Best thing of all, the apps are free.

Opera Mini by Opera - http://www.operamini.com/
The default phone browser on your cheap phone is usually horrid. It is slow and navigation is a pain. Opera mini is an excellent browser for viewing on the tiny screen of your mobile phone as it reformats the webpages via its server. It also cuts down the unnecessary bits of code usually required to render on a standard web browser on your PC and this can save you time and money if you are on a data plan that charges by time or volume.

GMail app by Google - http://gmail.com/app
It is actually not necessary to have the GMail app but it is especially useful if you have a GMail account(Everybody should have one. :) ). The Opera mini browser is still able to access the GMail Mobile site or any of your favourite web emails easily.

Wednesday, January 10, 2007

Apple iPhone revealed

Apple Inc CEO Steve Jobs unveils its highly anticipated mobile phone named iPhone at MacWorld Expo 2007. It incorporates a 3.5" wide touchscreen with multi-touch capability, auto-rotation for screen orientation, built-in iPod features for music and videos, widget integration and running on the robust OSX architecture which are among its many features with over 200 patents filed for it.

MACWORLD SAN FRANCISCO—January 9, 2007—Apple® today introduced iPhone, combining three products—a revolutionary mobile phone, a widescreen iPod® with touch controls, and a breakthrough Internet communications device with desktop-class email, web browsing, searching and maps—into one small and lightweight handheld device. iPhone introduces an entirely new user interface based on a large multi-touch display and pioneering new software, letting users control iPhone with just their fingers. iPhone also ushers in an era of software power and sophistication never before seen in a mobile device, which completely redefines what users can do on their mobile phones. “iPhone is a revolutionary and magical product that is literally five years ahead of any other mobile phone,” said Steve Jobs, Apple’s CEO. “We are all born with the ultimate pointing device—our fingers—and iPhone uses them to create the most revolutionary user interface since the mouse.”
Press Release Apple iPhone Product site

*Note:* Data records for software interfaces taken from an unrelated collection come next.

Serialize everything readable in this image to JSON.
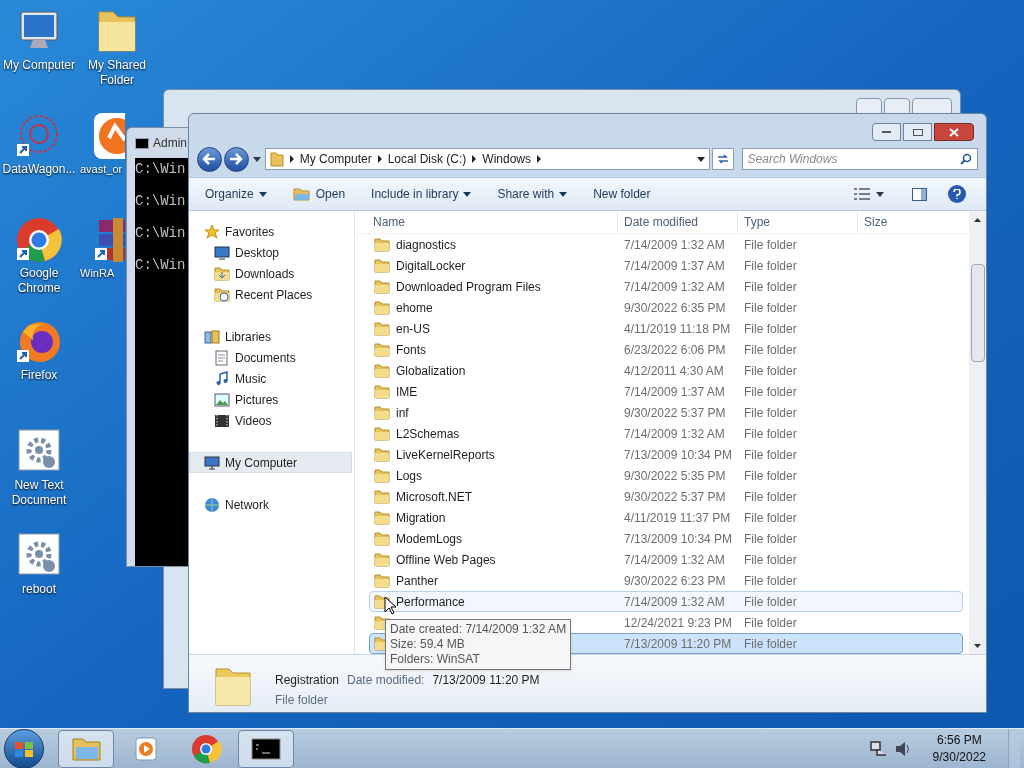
{
  "desktop_icons": [
    {
      "label": "My Computer",
      "kind": "computer"
    },
    {
      "label": "My Shared Folder",
      "kind": "folder"
    },
    {
      "label": "DataWagon...",
      "kind": "datawagon"
    },
    {
      "label": "avast_or",
      "kind": "avast"
    },
    {
      "label": "Google Chrome",
      "kind": "chrome"
    },
    {
      "label": "WinRA",
      "kind": "winrar"
    },
    {
      "label": "Firefox",
      "kind": "firefox"
    },
    {
      "label": "New Text Document",
      "kind": "gear"
    },
    {
      "label": "reboot",
      "kind": "gear"
    }
  ],
  "console_window": {
    "title": "Admin",
    "lines": [
      "C:\\Win",
      "C:\\Win",
      "C:\\Win",
      "C:\\Win"
    ]
  },
  "explorer": {
    "breadcrumb": [
      "My Computer",
      "Local Disk (C:)",
      "Windows"
    ],
    "search": {
      "placeholder": "Search Windows"
    },
    "toolbar": [
      {
        "label": "Organize",
        "dropdown": true,
        "icon": false
      },
      {
        "label": "Open",
        "dropdown": false,
        "icon": true
      },
      {
        "label": "Include in library",
        "dropdown": true,
        "icon": false
      },
      {
        "label": "Share with",
        "dropdown": true,
        "icon": false
      },
      {
        "label": "New folder",
        "dropdown": false,
        "icon": false
      }
    ],
    "nav": [
      {
        "label": "Favorites",
        "kind": "star",
        "selected": false,
        "children": [
          {
            "label": "Desktop",
            "kind": "desktop",
            "selected": false
          },
          {
            "label": "Downloads",
            "kind": "downloads",
            "selected": false
          },
          {
            "label": "Recent Places",
            "kind": "recent",
            "selected": false
          }
        ]
      },
      {
        "label": "Libraries",
        "kind": "library",
        "selected": false,
        "children": [
          {
            "label": "Documents",
            "kind": "documents",
            "selected": false
          },
          {
            "label": "Music",
            "kind": "music",
            "selected": false
          },
          {
            "label": "Pictures",
            "kind": "pictures",
            "selected": false
          },
          {
            "label": "Videos",
            "kind": "videos",
            "selected": false
          }
        ]
      },
      {
        "label": "My Computer",
        "kind": "computer",
        "selected": true
      },
      {
        "label": "Network",
        "kind": "network",
        "selected": false
      }
    ],
    "columns": [
      "Name",
      "Date modified",
      "Type",
      "Size"
    ],
    "rows": [
      {
        "name": "diagnostics",
        "date": "7/14/2009 1:32 AM",
        "type": "File folder",
        "selected": false,
        "hovered": false
      },
      {
        "name": "DigitalLocker",
        "date": "7/14/2009 1:37 AM",
        "type": "File folder",
        "selected": false,
        "hovered": false
      },
      {
        "name": "Downloaded Program Files",
        "date": "7/14/2009 1:32 AM",
        "type": "File folder",
        "selected": false,
        "hovered": false
      },
      {
        "name": "ehome",
        "date": "9/30/2022 6:35 PM",
        "type": "File folder",
        "selected": false,
        "hovered": false
      },
      {
        "name": "en-US",
        "date": "4/11/2019 11:18 PM",
        "type": "File folder",
        "selected": false,
        "hovered": false
      },
      {
        "name": "Fonts",
        "date": "6/23/2022 6:06 PM",
        "type": "File folder",
        "selected": false,
        "hovered": false
      },
      {
        "name": "Globalization",
        "date": "4/12/2011 4:30 AM",
        "type": "File folder",
        "selected": false,
        "hovered": false
      },
      {
        "name": "IME",
        "date": "7/14/2009 1:37 AM",
        "type": "File folder",
        "selected": false,
        "hovered": false
      },
      {
        "name": "inf",
        "date": "9/30/2022 5:37 PM",
        "type": "File folder",
        "selected": false,
        "hovered": false
      },
      {
        "name": "L2Schemas",
        "date": "7/14/2009 1:32 AM",
        "type": "File folder",
        "selected": false,
        "hovered": false
      },
      {
        "name": "LiveKernelReports",
        "date": "7/13/2009 10:34 PM",
        "type": "File folder",
        "selected": false,
        "hovered": false
      },
      {
        "name": "Logs",
        "date": "9/30/2022 5:35 PM",
        "type": "File folder",
        "selected": false,
        "hovered": false
      },
      {
        "name": "Microsoft.NET",
        "date": "9/30/2022 5:37 PM",
        "type": "File folder",
        "selected": false,
        "hovered": false
      },
      {
        "name": "Migration",
        "date": "4/11/2019 11:37 PM",
        "type": "File folder",
        "selected": false,
        "hovered": false
      },
      {
        "name": "ModemLogs",
        "date": "7/13/2009 10:34 PM",
        "type": "File folder",
        "selected": false,
        "hovered": false
      },
      {
        "name": "Offline Web Pages",
        "date": "7/14/2009 1:32 AM",
        "type": "File folder",
        "selected": false,
        "hovered": false
      },
      {
        "name": "Panther",
        "date": "9/30/2022 6:23 PM",
        "type": "File folder",
        "selected": false,
        "hovered": false
      },
      {
        "name": "Performance",
        "date": "7/14/2009 1:32 AM",
        "type": "File folder",
        "selected": false,
        "hovered": true
      },
      {
        "date": "12/24/2021 9:23 PM",
        "type": "File folder",
        "selected": false,
        "hovered": false
      },
      {
        "date": "7/13/2009 11:20 PM",
        "type": "File folder",
        "selected": true,
        "hovered": false
      }
    ],
    "tooltip": [
      "Date created: 7/14/2009 1:32 AM",
      "Size: 59.4 MB",
      "Folders: WinSAT"
    ],
    "details": {
      "name": "Registration",
      "date_label": "Date modified:",
      "date": "7/13/2009 11:20 PM",
      "type": "File folder"
    }
  },
  "taskbar": {
    "items": [
      {
        "kind": "explorer",
        "active": true
      },
      {
        "kind": "media",
        "active": false
      },
      {
        "kind": "chrome",
        "active": false
      },
      {
        "kind": "console",
        "active": true
      }
    ],
    "time": "6:56 PM",
    "date": "9/30/2022"
  }
}
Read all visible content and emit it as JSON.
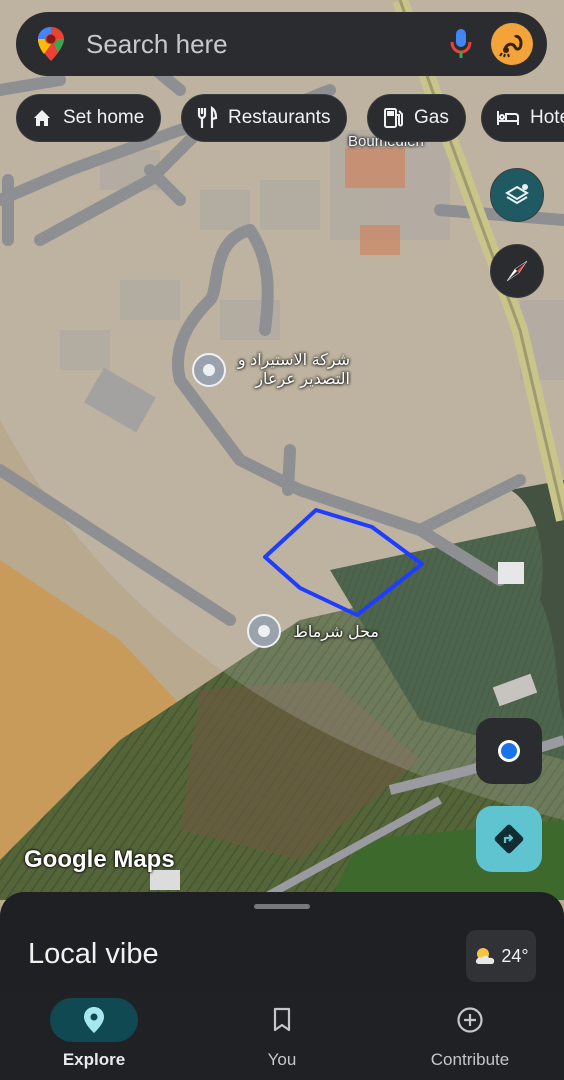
{
  "search": {
    "placeholder": "Search here",
    "avatar_icon": "scorpion-avatar"
  },
  "chips": [
    {
      "label": "Set home",
      "icon": "home-icon"
    },
    {
      "label": "Restaurants",
      "icon": "fork-knife-icon"
    },
    {
      "label": "Gas",
      "icon": "gas-station-icon"
    },
    {
      "label": "Hote",
      "icon": "bed-icon"
    }
  ],
  "map": {
    "labels": [
      {
        "text": "شركة الاستيراد و التصدير عرعار"
      },
      {
        "text": "محل شرماط"
      },
      {
        "text": "Boumedien"
      }
    ],
    "logo": "Google Maps",
    "polygon_color": "#1f3dff"
  },
  "bottom_sheet": {
    "title": "Local vibe",
    "weather": "24°"
  },
  "nav": [
    {
      "label": "Explore",
      "active": true
    },
    {
      "label": "You",
      "active": false
    },
    {
      "label": "Contribute",
      "active": false
    }
  ]
}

Availability is expected in June 2007 for the US and 2008 for Asia.

It looks like Apple sets a new benchmark for other the major phone makers to strive for, especially for those with smartphone products.